Skip to comments.Understanding Deflation, Pro Football Defense, Downside Pressure On Prices Has Only Begun
Posted on 09/16/2012 11:31:19 AM PDT by blam
Understanding Deflation, Pro Football Defense, Downside Pressure On Prices Has Only Begun
Economics / Deflation
Sep 16, 2012 - 07:43 AM
You've heard (and probably used) the phrase, "I'd rather watch the game on television."
It's what a sports fan says if he doesn't want to face traffic jams, inadequate parking, overpriced tickets, noisy crowds, and possibly a poor view of the game.
These days, however, something else is keeping professional football fans at home: deflation.
Since the economic slowdown that started in 2007, fewer people are willing to fork over money to attend games. In turn, NFL teams are forced to play defense with ticket prices.
A Sept. 10 Yahoo Finance article points out that "10 teams lowered ticket prices this year," and that, "average ticket prices to attend [an Atlanta] Falcons home game are down 8.1% this season. This is the biggest drop among the 30 NFL cities."
Overall, NFL attendance has dropped 4.5% since 2007.
The article goes on to say: "It's telling us that the overall economy still isn't as strong as it was back in 2007 ... . It's also telling us that the upper-end consumer is still retrenching, they're still pulling back. They haven't felt the burst of either better employment numbers or better income and they're actually attending fewer games."
A weak economy leading to lower game attendance leading to lower ticket prices is a "domino effect" -- and it says plenty about how deflation works in the larger economy.
The psychological aspect of deflation and depression cannot be overstated. When the social mood trend changes from optimism to pessimism, creditors, debtors, producers and consumers change their primary orientation from expansion to conservation. As creditors become more conservative, they slow their lending. As debtors and potential debtors become more conservative, they borrow less or not at all. As producers become more conservative, they reduce expansion plans. As consumers become more conservative, they save more and spend less. These behaviors reduce the "velocity" of money, i.e., the speed with which it circulates to make purchases, thus putting downside pressure on prices. [emphasis added] These forces reverse the former trend.
Conquer the Crash, second edition, p. 91
Even so, many observers say the economy is past due for a recovery. They promote this view despite the evidence, which points to the new deflationary trend.
Most economists are unwilling to abandon the growth consensus, but the reality of an economic contraction is starting to become unmistakable.
The Elliott Wave Financial Forecast, August 2012
Here in Tampa, where the Bucs still can’t sell out a game, and are thus blacked out at home for the second straight year, ( even under the NFL’s new, easier guidlines for determining “sellouts”) you can get a ticket to see a game cheaper than it costs to park your car at Giants/Jets stadium in NJ.
Not deflation. Just good old fashioned supply and demand.
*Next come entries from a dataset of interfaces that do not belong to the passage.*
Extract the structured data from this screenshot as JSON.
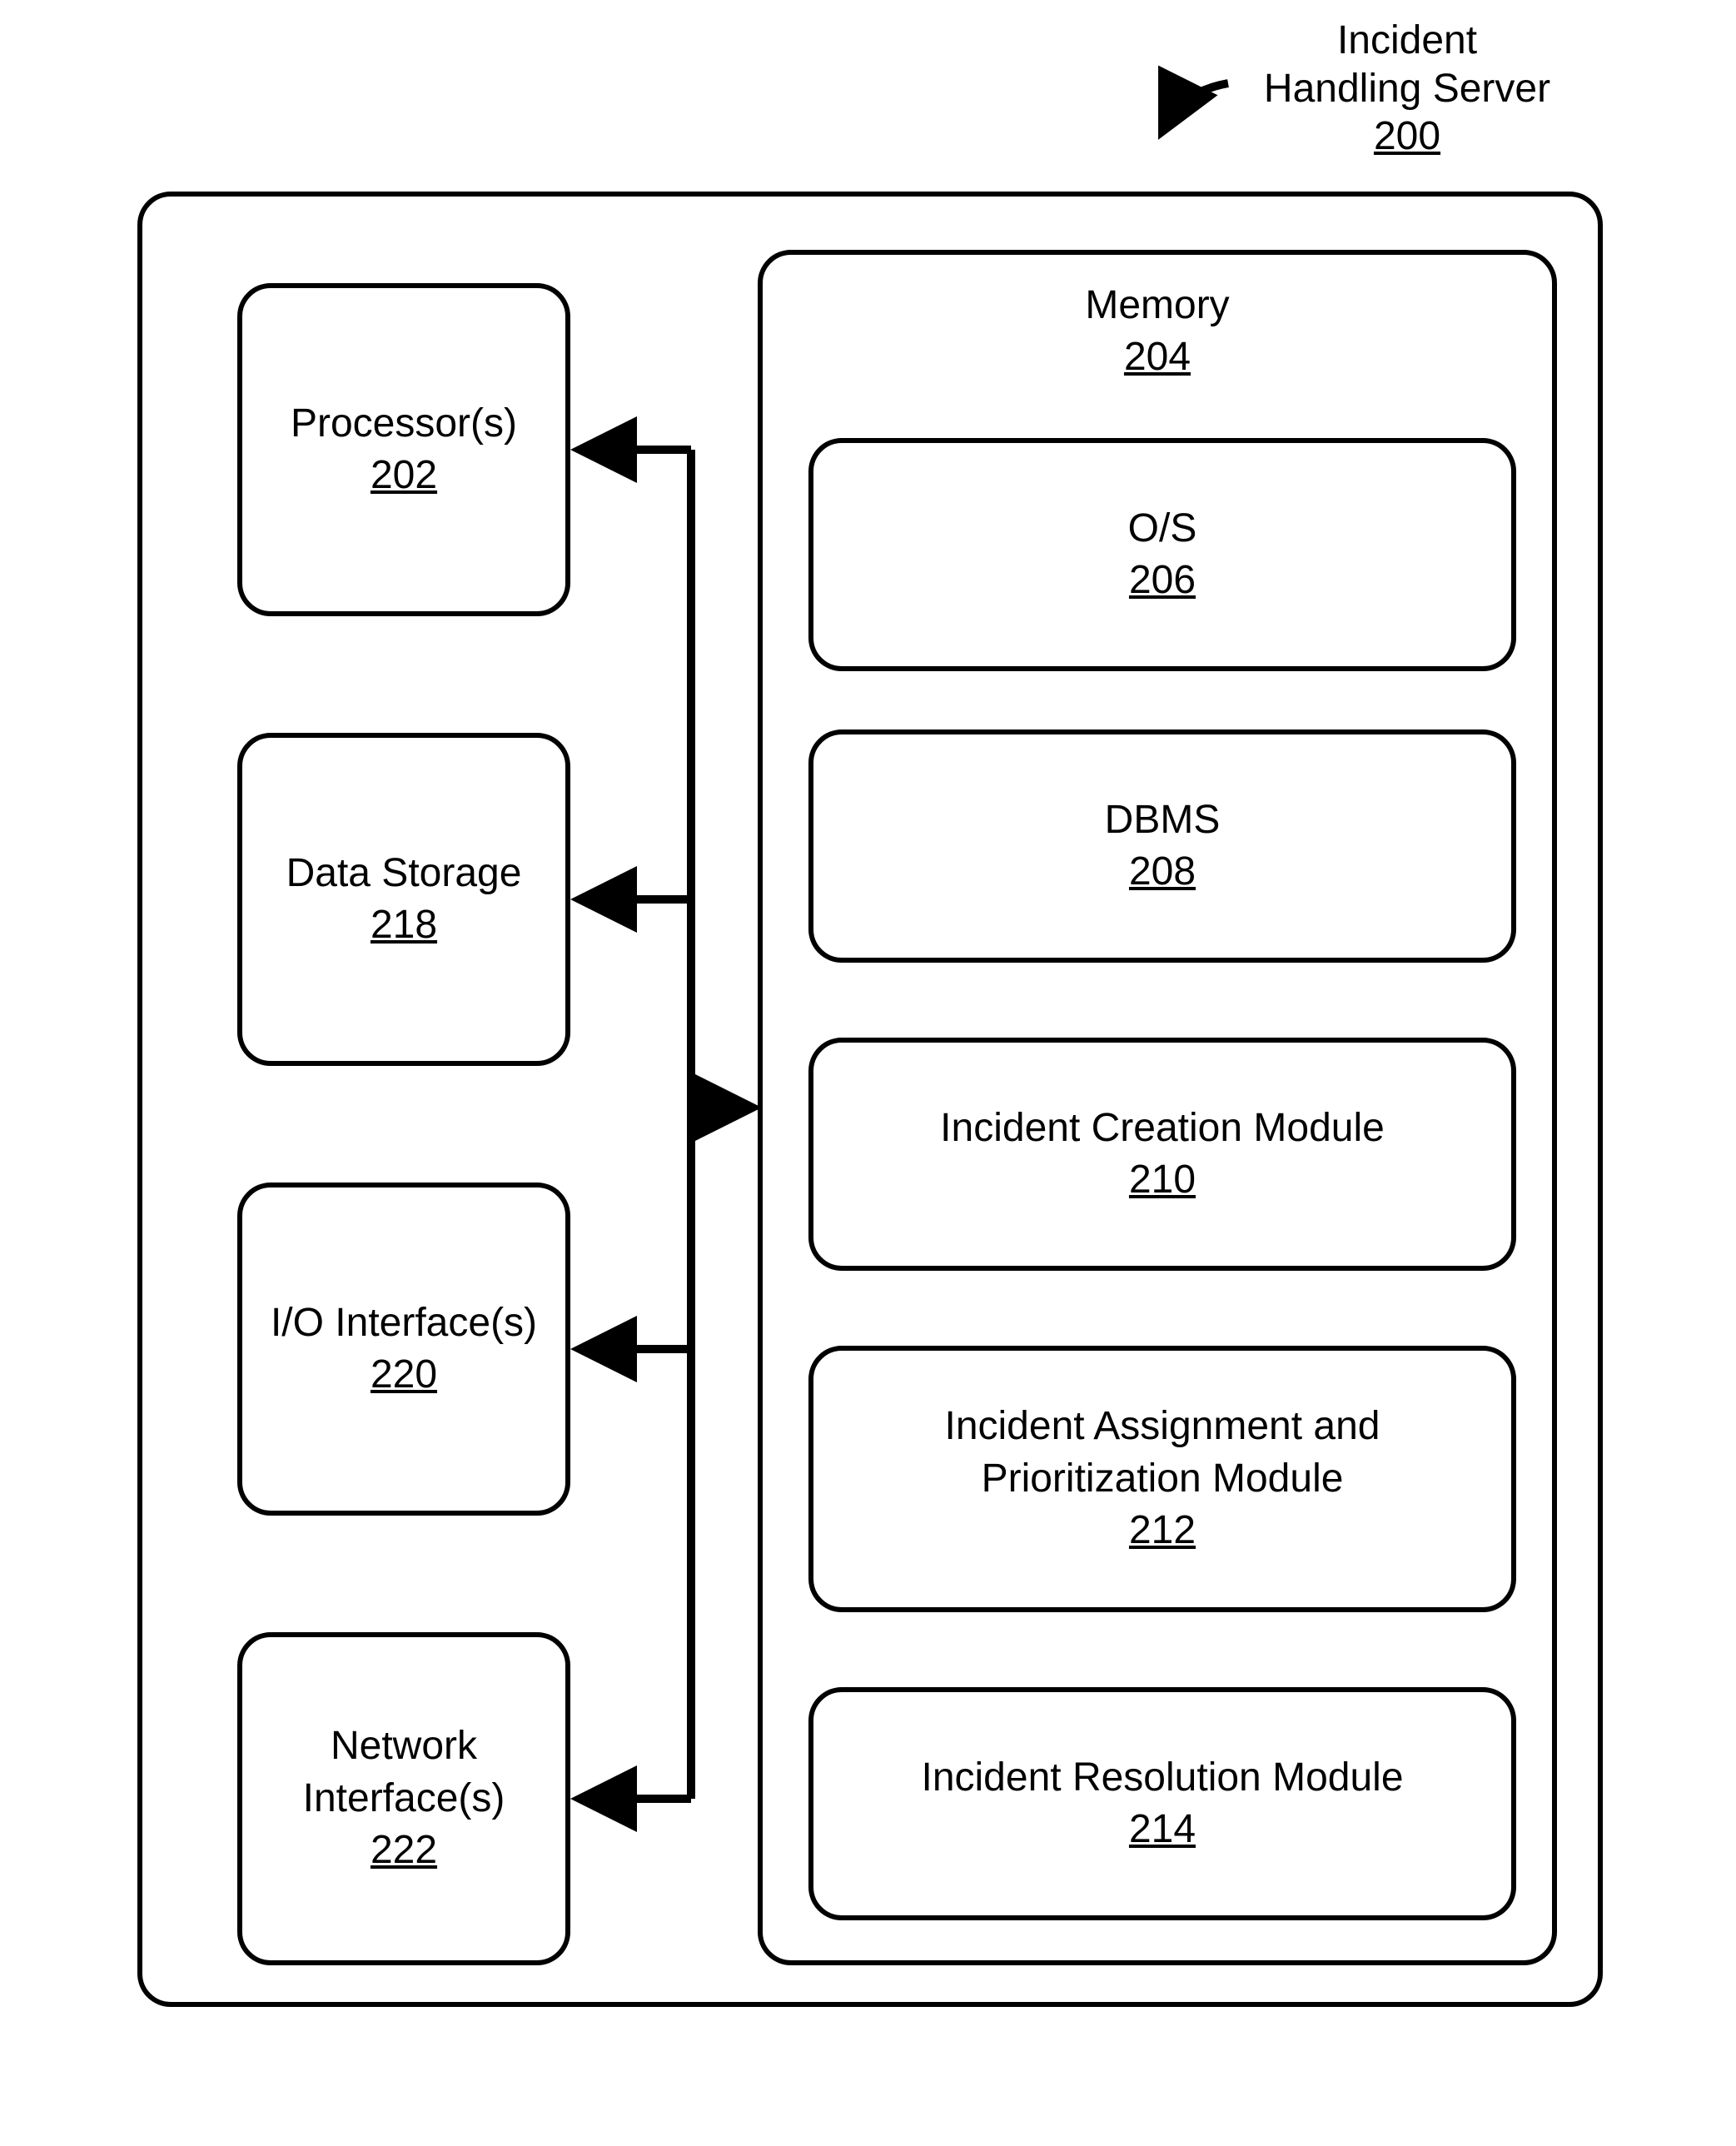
{
  "title": {
    "line1": "Incident",
    "line2": "Handling Server",
    "ref": "200"
  },
  "left_boxes": {
    "processor": {
      "label": "Processor(s)",
      "ref": "202"
    },
    "storage": {
      "label": "Data Storage",
      "ref": "218"
    },
    "io": {
      "label": "I/O Interface(s)",
      "ref": "220"
    },
    "network": {
      "line1": "Network",
      "line2": "Interface(s)",
      "ref": "222"
    }
  },
  "memory": {
    "label": "Memory",
    "ref": "204",
    "modules": {
      "os": {
        "label": "O/S",
        "ref": "206"
      },
      "dbms": {
        "label": "DBMS",
        "ref": "208"
      },
      "creation": {
        "label": "Incident Creation Module",
        "ref": "210"
      },
      "assignment": {
        "line1": "Incident Assignment and",
        "line2": "Prioritization Module",
        "ref": "212"
      },
      "resolution": {
        "label": "Incident Resolution Module",
        "ref": "214"
      }
    }
  }
}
Our local paper had an article on a local horse betting parlor that opened up in the fall of 08. Betting has been in steady decline since it opened. The best year was 09, believe it or not..
Pardon my LOL while reading this...but while I am reading this, I have on TV the OAK Raiders and Miami Dolphins, playing at SunLife Stadium in Miami....and there are about 30% of the seats filled (75K capacity).....Miami has probably the worst attendance issues, but some wealthy folks buy up the empty tickets to get the game shown on TV to get around the NFL blackout
All 3 Florida NFL teams (MIA, Tampa Bay, JAX) all have serious attendance issues. With JAX....you can actually find cheaper tickets than it costs to park your car (25-30 dollars)
All pro franchises are finding out their ticket prices, parking, and concessions, are too high. People are just going to stay home instead of going to the games
And...this “deflation” with pro sports will eventually happen to other things
Deflation, supply and demand, FEAR. It’s difficult to say why, but people are being more frugal. This will not change until consumers feel like their jobs are safe. I don’t see that happening any time soon.
For those with money in the bank and/or a recession proof job, this is a great time to ensure future comfort.
The feds are going to hand banks $40b a month to prime the pump, BUT the banks do not want to take on risky loans, so there will be little demand for this new, boundless supply of greenbacks. This could push mortgage rates to historic lows for people who do have jobs and/or are not upside down on their mortgages.
Looks like Ben is going to help the rich get richer.
50-60 inch TV’s and a case of beer keep people home
>>50-60 inch TVs and a case of beer keep people home<<
Just like movies. I haven’t been to a movie theater in over 10 years.
I just moved from L.A. where there are no sports but I spent time in sports towns. I saw some NFL games there but for the most part the games are better to watch from home.
The NFL needs to convince people the experience of going to a game is worth the hassle.
Ben is stealing the value of cash in hand. He is no friend to anyone but the bankers holding bad mortgage debt from parties who were not credit worthy. We are all left holding the bag. Finding a place to preserve the present value of your cash is difficult.
It’s part of Obama’s “War on the retired”.
Going Galt nationwide.